How to manage Public Law 86-272 uncertainty when structuring M&A transactions
The application of this guidance is far from certain, and it may have retroactive ramifications if not addressed currently. Buyers and sellers in the M&A marketplace should understand the potential impact on state income tax liabilities and the additional due diligence requirements necessary to manage transaction risk.
An introduction to the MTC and Public Law 86-272
The MTC is an intergovernmental state tax agency that promotes uniform and consistent tax policy among the states. A select number of states have incorporated the “Multistate Tax Compact” into state law, providing consistency on the interpretation of income tax rules, including the MTC’s definition of protected and unprotected activities. Other states have varying degrees of participation with the MTC’s Tax Compact and require additional legislative or regulatory action to incorporate the MTC’s revised definitions.
PL 86-272 was enacted in 1959 to exempt a business from state income taxes if its activity in the state is limited to the solicitation for the sales of tangible personal property. Based on historical definitions and guidance provided, no state could impose its net income tax when these three conditions are met:
- The only presence within the state consists of soliciting sales of tangible personal property.
- All sales are approved by an office outside of the customer’s state.
- The tangible personal property is shipped to the customer from inventory stored at locations outside of the state.
Since its enactment, states and businesses have questioned what “protected activities” are (those that don’t constitute a presence the state can tax) and what “unprotected activities” are (those that do create a presence that the state can tax).
The MTC’s August 2021 Statement on Public Law 86-272 is not only intended to interpret how PL 86-272 applies to certain online activity but also to provide notice to businesses that state income tax filing positions may be scrutinized. In short, the statement suggests a business’s website offering more than an ability to place an order has likely exceeded the protection of the federal law. The business may now be subject to additional state income tax filing requirements depending on the types of activities available on the website. The statement lists some examples of web-based activities that would be considered “unprotected,” including:
- Providing post-sale assistance to customers through electronic chat or email initiated via the website.
- Soliciting or receiving online credit card applications.
- Placing “cookies” used for product development or product management onto customers’ computers or other electronic devices.
- Providing extended warranty plans through the website to customers purchasing the company’s products.
- Allowing candidates to apply for open job positions.
In addition, the MTC’s statement seems to indicate this has been the intent of PL 86-272 since enactment, allowing for retroactive applicability by a state, though this interpretation may be the subject of lengthy legal challenges. In the meantime, state income tax due diligence procedures and transaction structures should consider the MTC statement and any state guidance issued.
Public Law 86-272 and transaction structures

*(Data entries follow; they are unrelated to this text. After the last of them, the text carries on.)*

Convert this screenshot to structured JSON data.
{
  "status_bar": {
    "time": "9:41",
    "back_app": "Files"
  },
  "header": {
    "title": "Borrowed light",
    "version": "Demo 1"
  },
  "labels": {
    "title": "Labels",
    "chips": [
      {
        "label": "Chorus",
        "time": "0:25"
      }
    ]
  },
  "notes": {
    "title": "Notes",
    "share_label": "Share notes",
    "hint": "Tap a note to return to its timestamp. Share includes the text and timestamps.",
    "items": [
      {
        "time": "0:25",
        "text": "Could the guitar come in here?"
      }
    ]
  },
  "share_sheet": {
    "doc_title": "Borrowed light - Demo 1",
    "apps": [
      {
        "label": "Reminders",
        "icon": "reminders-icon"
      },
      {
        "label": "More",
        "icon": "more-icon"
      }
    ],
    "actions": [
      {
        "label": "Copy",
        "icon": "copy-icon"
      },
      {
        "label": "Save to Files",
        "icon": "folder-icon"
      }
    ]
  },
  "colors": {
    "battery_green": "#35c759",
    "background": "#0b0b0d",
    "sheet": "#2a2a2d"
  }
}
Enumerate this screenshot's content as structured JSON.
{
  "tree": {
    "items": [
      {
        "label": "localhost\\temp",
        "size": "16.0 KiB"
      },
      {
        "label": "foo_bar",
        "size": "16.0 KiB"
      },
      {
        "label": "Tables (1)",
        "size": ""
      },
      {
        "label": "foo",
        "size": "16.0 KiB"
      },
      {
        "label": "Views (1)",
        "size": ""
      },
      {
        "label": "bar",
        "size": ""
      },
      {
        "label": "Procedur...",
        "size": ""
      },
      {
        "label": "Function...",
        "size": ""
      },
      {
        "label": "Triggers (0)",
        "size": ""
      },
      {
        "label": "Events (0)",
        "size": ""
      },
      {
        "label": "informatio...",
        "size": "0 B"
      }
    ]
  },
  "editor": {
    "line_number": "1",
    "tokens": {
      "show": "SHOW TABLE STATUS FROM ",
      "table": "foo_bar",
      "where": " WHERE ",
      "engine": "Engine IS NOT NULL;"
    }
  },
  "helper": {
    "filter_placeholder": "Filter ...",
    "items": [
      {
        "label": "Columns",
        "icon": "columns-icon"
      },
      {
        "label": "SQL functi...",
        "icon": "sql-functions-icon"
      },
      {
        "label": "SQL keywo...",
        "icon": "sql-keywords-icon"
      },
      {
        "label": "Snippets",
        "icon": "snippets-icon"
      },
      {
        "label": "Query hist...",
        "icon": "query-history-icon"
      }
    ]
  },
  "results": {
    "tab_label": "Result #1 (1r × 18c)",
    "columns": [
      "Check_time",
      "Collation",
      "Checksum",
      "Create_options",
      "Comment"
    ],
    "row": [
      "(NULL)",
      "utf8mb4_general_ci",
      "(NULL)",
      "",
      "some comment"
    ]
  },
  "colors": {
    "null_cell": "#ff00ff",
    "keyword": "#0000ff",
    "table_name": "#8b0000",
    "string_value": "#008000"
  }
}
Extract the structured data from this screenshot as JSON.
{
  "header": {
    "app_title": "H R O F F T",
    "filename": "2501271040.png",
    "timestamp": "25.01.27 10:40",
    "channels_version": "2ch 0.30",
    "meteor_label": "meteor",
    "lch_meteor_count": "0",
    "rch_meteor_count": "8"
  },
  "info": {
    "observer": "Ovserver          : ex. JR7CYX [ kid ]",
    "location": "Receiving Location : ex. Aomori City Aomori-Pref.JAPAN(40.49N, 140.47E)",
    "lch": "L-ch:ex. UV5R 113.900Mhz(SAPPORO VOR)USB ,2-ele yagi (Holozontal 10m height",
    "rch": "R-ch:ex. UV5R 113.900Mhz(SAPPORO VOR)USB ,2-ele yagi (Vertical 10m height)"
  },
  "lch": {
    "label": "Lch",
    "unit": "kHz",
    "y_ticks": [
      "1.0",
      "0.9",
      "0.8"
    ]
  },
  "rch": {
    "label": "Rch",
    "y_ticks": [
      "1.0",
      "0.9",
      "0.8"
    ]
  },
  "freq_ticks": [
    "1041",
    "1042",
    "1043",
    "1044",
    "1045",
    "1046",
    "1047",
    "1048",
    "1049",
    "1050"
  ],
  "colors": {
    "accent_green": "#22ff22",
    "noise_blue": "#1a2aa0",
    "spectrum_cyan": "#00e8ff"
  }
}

The MTC’s updated guidance injects significant uncertainty and concern into transactions involving businesses that utilize a website to conduct regular operations. If a buyer thinks there could be additional SALT risk within the target company due to the MTC’s statement or guidance issued by the states, buyers may push for a lower purchase price or seek additional protections, including stronger indemnification clauses, larger escrow amounts, and longer holdback periods. In extreme circumstances, purchasers with low risk tolerance and an aversion to uncertainty may avoid the target company altogether.
The MTC’s updated guidance injects significant uncertainty and concern into transactions involving businesses that utilize a website to conduct regular operations.
The MTC statement on Public Law 86-272 is just the beginning
The MTC statement presents a potential fundamental shift in determining state income tax nexus for multistate businesses selling tangible personal property, and we’ve already seen California adopt similar guidance and New York move forward with potential legislation supporting this shift. Transactions, including potentially affected businesses, may require a closer examination of web-based activity as part of the state and local income tax review. Post-acquisition consideration may be given to managing web activities to avoid falling afoul of PL 86-272.
Participants in transactions need to understand that income generated in multiple states via websites will require closer examination by knowledgeable SALT specialists of everything from warranty offerings to cookie policies. There will be some inherent uncertainty on this issue for the foreseeable future, but buyers and sellers do have some options available to protect themselves.
There will be some inherent uncertainty on this issue for the foreseeable future, but buyers and sellers do have some options available to protect themselves.
If you have questions about how the MTC’s guidance could affect the state and local tax implications of a transaction, please contact your Plante Moran advisor to discuss your situation.